Chiswick Bridge was opened in 1933 and the refurbishment work is the first major operation on the bridge and will extend its life span by 60 years.
- Restoration of key heritage features
- Strengthening of parapets
- Restoration and improved access of steps to and from the riverside, including lighting
- Installation of new segregated cycle lane
- Installation of energy efficient heritage lighting to restore the bridge to its original look
- Concrete and masonry repairs
Chiswick Bridge is a Grade II listed bridge located on the A316 arterial route into London, and is a strategic River Thames crossing. This bridge is a 4-lane carriageway used by 40,000 vehicles, hundreds of pedestrians and cyclists each day. The bridge also provides an excellent vantage point for public river events and attracts large crowds, most notably for the prestigious annual Oxford and Cambridge University Boat Race.
During its 52 week construction programme, only three planned weekend closures of the bridge were required to carry out essential works to the bridge expansion joints and to resurface the carriageway.

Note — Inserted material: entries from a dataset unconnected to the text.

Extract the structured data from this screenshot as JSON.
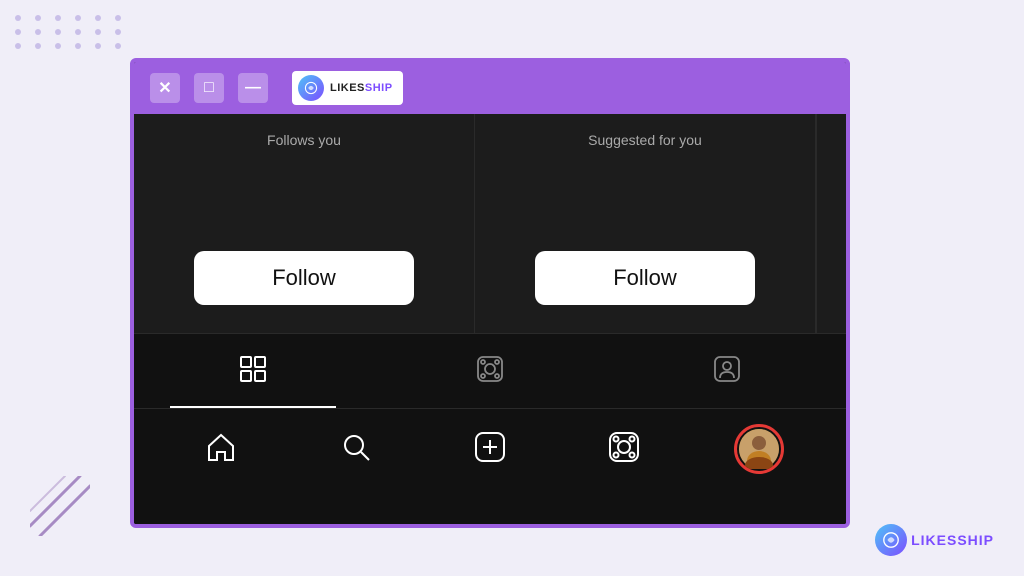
{
  "background_color": "#f0eef8",
  "accent_color": "#9c5fe0",
  "window": {
    "title": "LikesShip",
    "border_color": "#9c5fe0",
    "titlebar": {
      "bg_color": "#9c5fe0",
      "buttons": [
        "✕",
        "□",
        "—"
      ]
    }
  },
  "logo": {
    "text_part1": "LIKES",
    "text_part2": "SHIP"
  },
  "suggestions": [
    {
      "label": "Follows you",
      "button_label": "Follow"
    },
    {
      "label": "Suggested for you",
      "button_label": "Follow"
    },
    {
      "label": "",
      "button_label": ""
    }
  ],
  "profile_tabs": [
    {
      "id": "grid",
      "label": "grid",
      "active": true
    },
    {
      "id": "reels",
      "label": "reels",
      "active": false
    },
    {
      "id": "tagged",
      "label": "tagged",
      "active": false
    }
  ],
  "bottom_nav": [
    {
      "id": "home",
      "label": "home"
    },
    {
      "id": "search",
      "label": "search"
    },
    {
      "id": "add",
      "label": "add"
    },
    {
      "id": "reels",
      "label": "reels"
    },
    {
      "id": "profile",
      "label": "profile"
    }
  ],
  "dots": {
    "rows": 3,
    "cols": 6
  }
}
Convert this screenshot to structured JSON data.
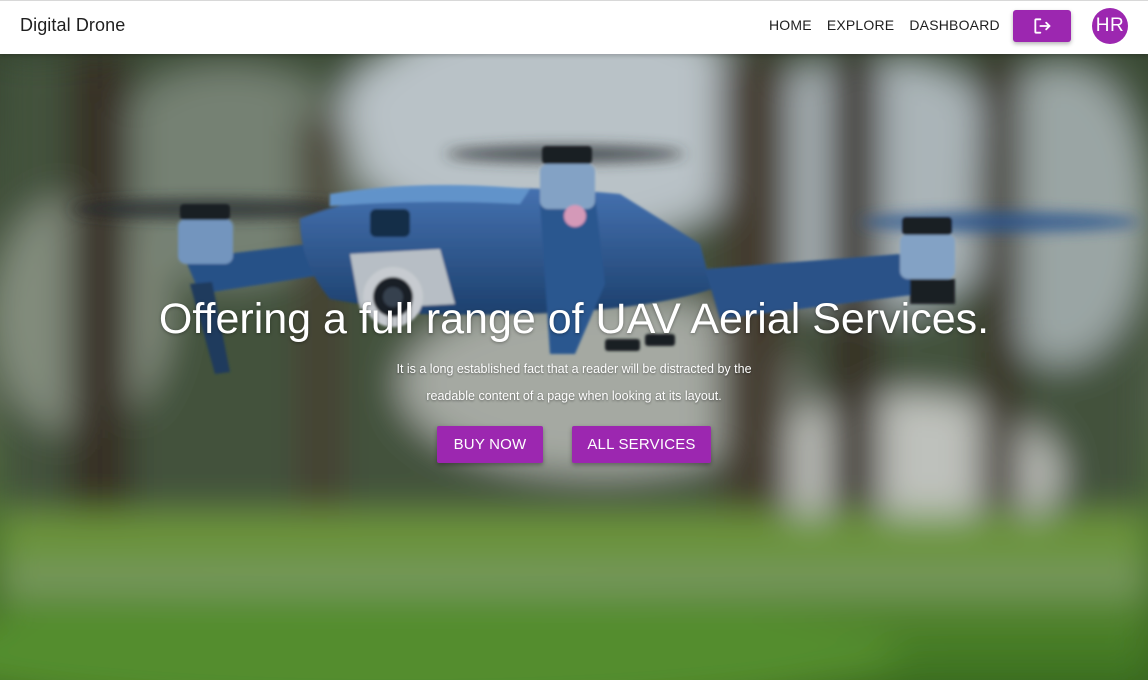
{
  "navbar": {
    "brand": "Digital Drone",
    "links": [
      {
        "label": "HOME"
      },
      {
        "label": "EXPLORE"
      },
      {
        "label": "DASHBOARD"
      }
    ],
    "logout_icon": "logout-icon",
    "avatar_initials": "HR"
  },
  "hero": {
    "title": "Offering a full range of UAV Aerial Services.",
    "subtitle": "It is a long established fact that a reader will be distracted by the readable content of a page when looking at its layout.",
    "buttons": [
      {
        "label": "BUY NOW"
      },
      {
        "label": "ALL SERVICES"
      }
    ]
  },
  "colors": {
    "accent": "#9c27b0",
    "navbar_bg": "#ffffff",
    "text_dark": "#1f1f1f"
  }
}
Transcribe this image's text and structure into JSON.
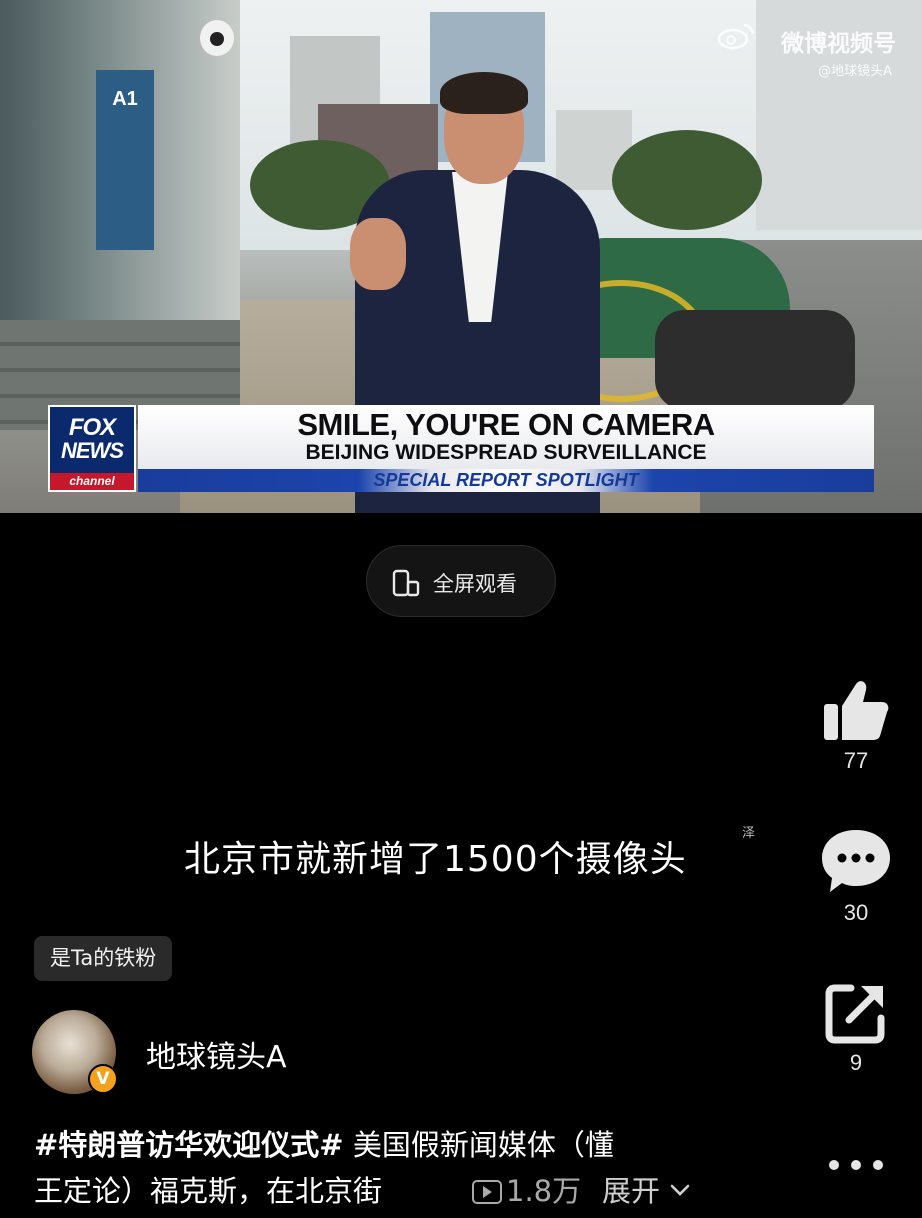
{
  "video": {
    "watermark_title": "微博视频号",
    "watermark_handle": "@地球镜头A",
    "station_sign": "A1",
    "network_top": "FOX",
    "network_bottom": "NEWS",
    "network_channel": "channel",
    "headline": "SMILE, YOU'RE ON CAMERA",
    "subheadline": "BEIJING WIDESPREAD SURVEILLANCE",
    "segment": "SPECIAL REPORT SPOTLIGHT"
  },
  "fullscreen": {
    "label": "全屏观看",
    "icon": "fullscreen-phone-icon"
  },
  "subtitle": {
    "text": "北京市就新增了1500个摄像头",
    "mark": "泽"
  },
  "actions": {
    "like": {
      "icon": "thumbs-up-icon",
      "count": "77"
    },
    "comment": {
      "icon": "comment-bubble-icon",
      "count": "30"
    },
    "share": {
      "icon": "share-icon",
      "count": "9"
    },
    "more": {
      "icon": "more-dots-icon"
    }
  },
  "fan_badge": "是Ta的铁粉",
  "author": {
    "name": "地球镜头A",
    "verified_icon": "verified-v-icon"
  },
  "description": {
    "hashtag": "#特朗普访华欢迎仪式#",
    "line1_rest": " 美国假新闻媒体（懂",
    "line2": "王定论）福克斯，在北京街",
    "views": "1.8万",
    "expand": "展开"
  },
  "colors": {
    "background": "#000000",
    "fox_blue": "#0b2a6e",
    "fox_red": "#c5182c",
    "badge_bg": "#2a2a2a",
    "verified": "#f2a21c"
  }
}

The works were carefully planned and managed around bridge users, and rigorous safety measures were put in place to ensure safe working for the operatives and safe access for members of the public.
To ensure minimal disruption, lane restrictions were kept to a minimum, and lane reductions only during off-peak times. All work activities were co-ordinated to prevent delays and disruption to the London road network and the River Thames.
Chiswick Bridge is a popular viewing point for the prestigious Oxford and Cambridge University Boat Races. The construction programme was developed in collaboration between TfL, BAM Nuttall, supply chain partners and all third parties and stakeholders to ensure the works were completed in advance of the 2015 Boat Race, so the public could enjoy the race from Chiswick Bridge as tradition.
The new lighting columns have been positioned closer to the bridge parapets, creating a cycleway which is now a suitable width and without any street furniture or obstacles, creating an enhanced cycling experience for users. Likewise, pedestrian flow is now segregated and an increase in pedestrian flow is expected due to the safer, dedicated footways.
As Chiswick Bridge is a Grade II listed structure, the design of the parapet strengthening had to provide the necessary degree of vehicle containment whilst maintaining the heritage look. A stainless steel skeleton was used within the stone elements. Chiswick Bridge is the first in the UK to use this method to provide full containment in the event of an incident, whilst limiting the impact on the heritage value of the structure.
We employed 4 apprentices on the Chiswick Bridge project and provided summer placements for university students. These apprentices have continued working with us on the Structures and Tunnels Investment Portfolio Framework.